Victims Killed NotesKilled: M up to 40 28 August - 30 Sept - 5 (or 11 June?) 29 April 1841- 20 Total of 40 Ab killed in this series of affrays F1 - Tuurap warneen; Probable: M F; Possible: M 12 August - Wedge shot 10 more Ab near the Grampians F; Wounded: M F
Attacker DescriptionsSettler(s)
Attackers Killed0
Attackers Killed NotesKilled:M F;Wounded:MWedge's shepherd F
Weapons UsedFirearm(s), Musket(s), Pistol(s)
NarrativeOn 19 May 1840, overseer Patrick Codd was killed at Mount Rouse Station by five Aborigines of the Kolorer gundidj clan, [Djab wurrung or Gai wurrung speakers] and allegedly led by Taigara, also known as ‘Roger the Russian’, in retaliation for the murder of the Aboriginal warrior, Tuurap warneen. Taigara was later convicted and hanged for Codd's murder (Critchett, 1990, p 160) although Superintendent La Trobe was not convinced of his guilt on the grounds that there were no white witnesses at the murder (La Trobe to Gipps, 26 July 1842, cited in Shaw 1989, p 150). Codd was overseer and bookkeeper for the Wedge Brothers at the Grange, Strathkellar, just above present day Hamilton. Five days before his death, Codd had 'gone across' to Mount Rouse station 'to superintend the stock there during the projected absence of the overseer, James M Brock' (Clark, 1995, p 62). Charles Wedge wrote to his father JH Wedge in England about what happened after the Aborigines had killed Codd: 'On the following day or soon after Codd met his death, the squatters in the neighbourhood went in pursuit of the natives; but, owing to the wetness of the season, they did not succeed in revenging themselves so far as they intended; however, I believe three or four suffered.... They [the squatters] are determined (as they pay for protection and receive none) to exterminate this hostile tribe, without such protection is given them as will enable them to live in comparative security' (Charles Wedge to JH Wedge, Enclosure in Russell to Gipps, 20 February 1841, HRA, I, xxi, p 242). On 29 April 1841, GA Robinson was told by Captain Campbell, storekeeper at Port Fairy, 'that in revenge for Codd's death, 20 had been taken' (Robinson's journal 29 April 1841, cited in Clark, 1998b, p 161).

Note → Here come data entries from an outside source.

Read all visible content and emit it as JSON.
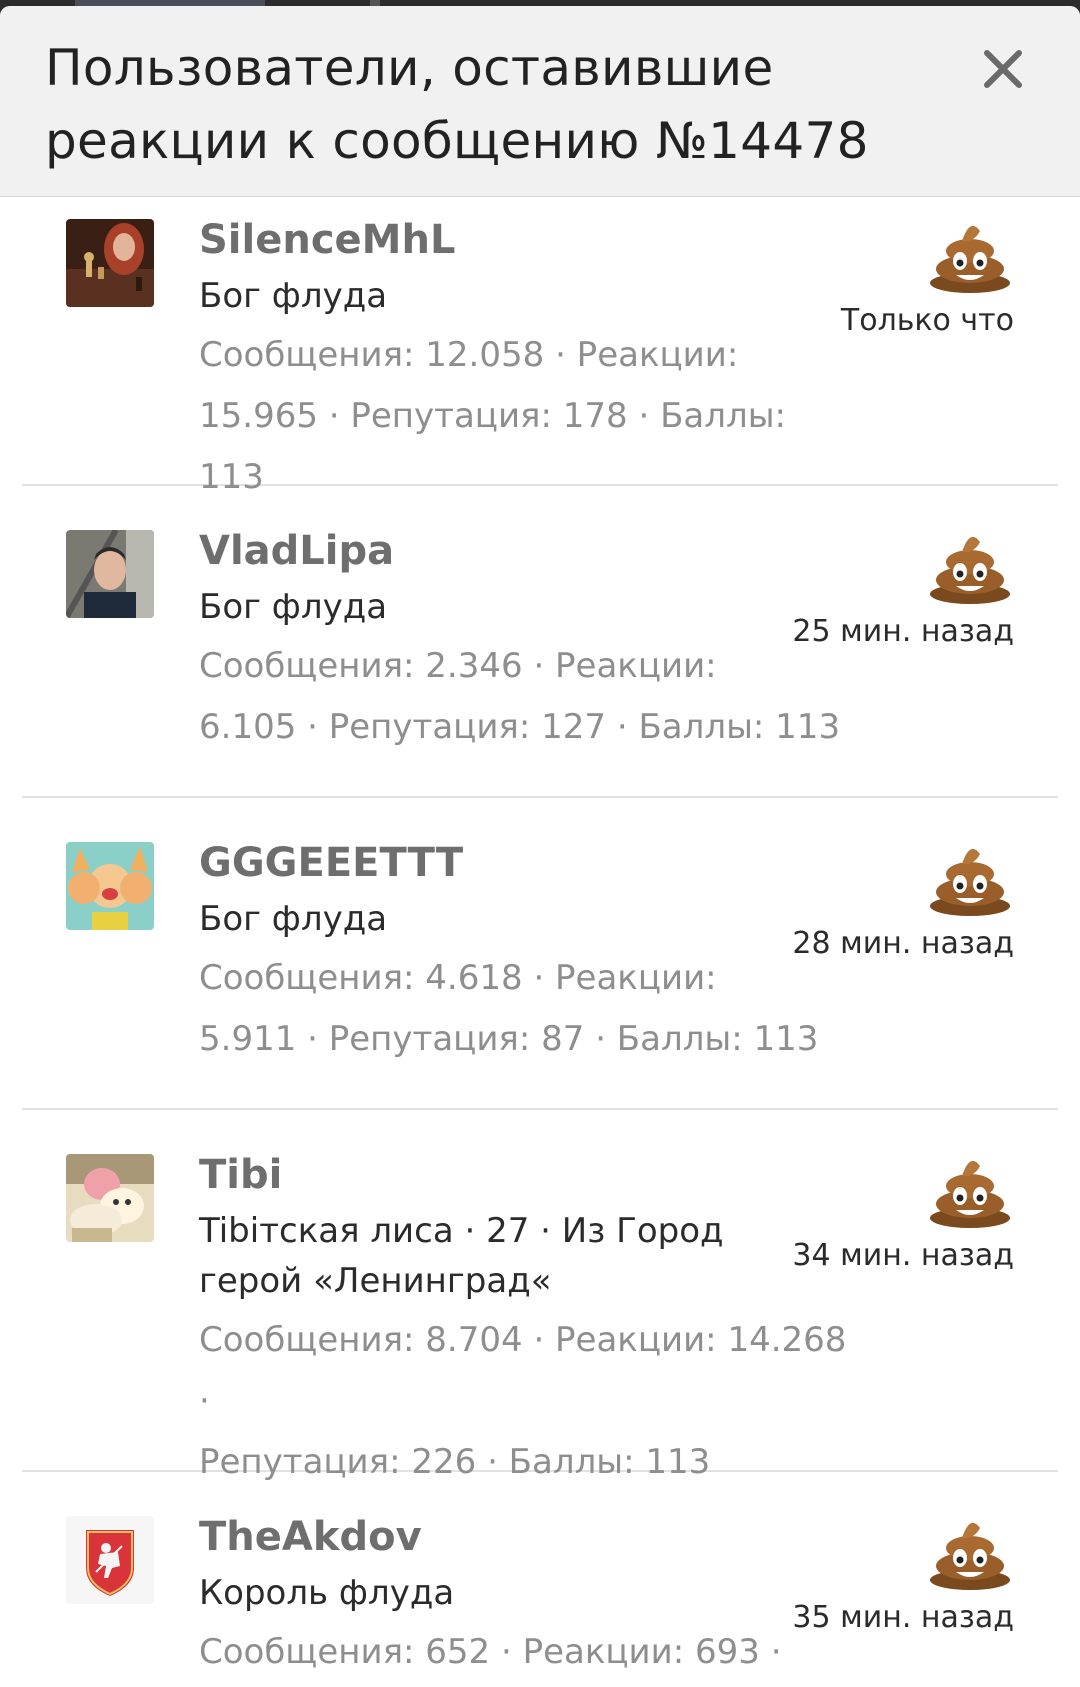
{
  "dialog": {
    "title": "Пользователи, оставившие реакции к сообщению №14478",
    "close_label": "×"
  },
  "users": [
    {
      "username": "SilenceMhL",
      "title": "Бог флуда",
      "stats_line1": "Сообщения: 12.058 · Реакции:",
      "stats_line2": "15.965 · Репутация: 178 · Баллы: 113",
      "reaction_icon": "poop-emoji",
      "time": "Только что"
    },
    {
      "username": "VladLipa",
      "title": "Бог флуда",
      "stats_line1": "Сообщения: 2.346 · Реакции:",
      "stats_line2": "6.105 · Репутация: 127 · Баллы: 113",
      "reaction_icon": "poop-emoji",
      "time": "25 мин. назад"
    },
    {
      "username": "GGGEEETTT",
      "title": "Бог флуда",
      "stats_line1": "Сообщения: 4.618 · Реакции:",
      "stats_line2": "5.911 · Репутация: 87 · Баллы: 113",
      "reaction_icon": "poop-emoji",
      "time": "28 мин. назад"
    },
    {
      "username": "Tibi",
      "title_line1": "Tibiтская лиса · 27 · Из Город",
      "title_line2": "герой «Ленинград«",
      "stats_line1": "Сообщения: 8.704 · Реакции: 14.268 ·",
      "stats_line2": "Репутация: 226 · Баллы: 113",
      "reaction_icon": "poop-emoji",
      "time": "34 мин. назад"
    },
    {
      "username": "TheAkdov",
      "title": "Король флуда",
      "stats_line1": "Сообщения: 652 · Реакции: 693 ·",
      "reaction_icon": "poop-emoji",
      "time": "35 мин. назад"
    }
  ]
}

SourcesCritchett, 1990, p 160; HRA, I, xxi, p 242; Clark 1995, pp 62-63,156; Clark 1998b, pp 160-162; Shaw, 1989, p 150. (Sources PDF)
Corroboration Rating***